| ABOUT THIS EXERCISE |
Each record must be repeated exactly as it stands.
[GIVEN RECORDS — start]
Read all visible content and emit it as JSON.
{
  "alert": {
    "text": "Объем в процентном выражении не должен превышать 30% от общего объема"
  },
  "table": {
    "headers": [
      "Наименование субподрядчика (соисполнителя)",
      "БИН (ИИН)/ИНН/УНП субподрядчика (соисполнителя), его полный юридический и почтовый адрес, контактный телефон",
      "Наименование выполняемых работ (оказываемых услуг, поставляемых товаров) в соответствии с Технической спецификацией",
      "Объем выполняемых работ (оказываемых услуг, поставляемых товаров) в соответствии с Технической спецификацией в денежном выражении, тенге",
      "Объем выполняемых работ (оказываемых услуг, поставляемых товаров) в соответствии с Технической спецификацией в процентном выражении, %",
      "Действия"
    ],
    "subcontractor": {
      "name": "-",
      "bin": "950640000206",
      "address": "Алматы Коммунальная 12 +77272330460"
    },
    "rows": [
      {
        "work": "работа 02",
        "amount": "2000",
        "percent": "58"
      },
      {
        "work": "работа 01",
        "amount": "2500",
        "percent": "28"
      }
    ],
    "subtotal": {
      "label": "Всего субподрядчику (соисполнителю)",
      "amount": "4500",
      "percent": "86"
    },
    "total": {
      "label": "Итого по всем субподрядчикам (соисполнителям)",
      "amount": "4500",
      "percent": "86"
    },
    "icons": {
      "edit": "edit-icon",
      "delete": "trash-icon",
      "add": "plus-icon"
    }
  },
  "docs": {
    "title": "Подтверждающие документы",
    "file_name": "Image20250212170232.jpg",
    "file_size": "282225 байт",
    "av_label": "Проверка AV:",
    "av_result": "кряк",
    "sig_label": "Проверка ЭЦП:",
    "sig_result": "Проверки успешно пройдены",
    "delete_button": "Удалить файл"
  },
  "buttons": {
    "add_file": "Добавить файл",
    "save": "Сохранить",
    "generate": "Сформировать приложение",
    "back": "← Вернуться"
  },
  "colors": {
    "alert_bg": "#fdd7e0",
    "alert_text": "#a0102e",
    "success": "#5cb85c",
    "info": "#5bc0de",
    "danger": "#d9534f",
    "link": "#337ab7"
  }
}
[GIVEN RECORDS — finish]
| EXPECTED ANSWER |
Read all visible content and emit it as JSON.
{
  "alert": {
    "text": "Объем в процентном выражении не должен превышать 30% от общего объема"
  },
  "table": {
    "headers": [
      "Наименование субподрядчика (соисполнителя)",
      "БИН (ИИН)/ИНН/УНП субподрядчика (соисполнителя), его полный юридический и почтовый адрес, контактный телефон",
      "Наименование выполняемых работ (оказываемых услуг, поставляемых товаров) в соответствии с Технической спецификацией",
      "Объем выполняемых работ (оказываемых услуг, поставляемых товаров) в соответствии с Технической спецификацией в денежном выражении, тенге",
      "Объем выполняемых работ (оказываемых услуг, поставляемых товаров) в соответствии с Технической спецификацией в процентном выражении, %",
      "Действия"
    ],
    "subcontractor": {
      "name": "-",
      "bin": "950640000206",
      "address": "Алматы Коммунальная 12 +77272330460"
    },
    "rows": [
      {
        "work": "работа 02",
        "amount": "2000",
        "percent": "58"
      },
      {
        "work": "работа 01",
        "amount": "2500",
        "percent": "28"
      }
    ],
    "subtotal": {
      "label": "Всего субподрядчику (соисполнителю)",
      "amount": "4500",
      "percent": "86"
    },
    "total": {
      "label": "Итого по всем субподрядчикам (соисполнителям)",
      "amount": "4500",
      "percent": "86"
    },
    "icons": {
      "edit": "edit-icon",
      "delete": "trash-icon",
      "add": "plus-icon"
    }
  },
  "docs": {
    "title": "Подтверждающие документы",
    "file_name": "Image20250212170232.jpg",
    "file_size": "282225 байт",
    "av_label": "Проверка AV:",
    "av_result": "кряк",
    "sig_label": "Проверка ЭЦП:",
    "sig_result": "Проверки успешно пройдены",
    "delete_button": "Удалить файл"
  },
  "buttons": {
    "add_file": "Добавить файл",
    "save": "Сохранить",
    "generate": "Сформировать приложение",
    "back": "← Вернуться"
  },
  "colors": {
    "alert_bg": "#fdd7e0",
    "alert_text": "#a0102e",
    "success": "#5cb85c",
    "info": "#5bc0de",
    "danger": "#d9534f",
    "link": "#337ab7"
  }
}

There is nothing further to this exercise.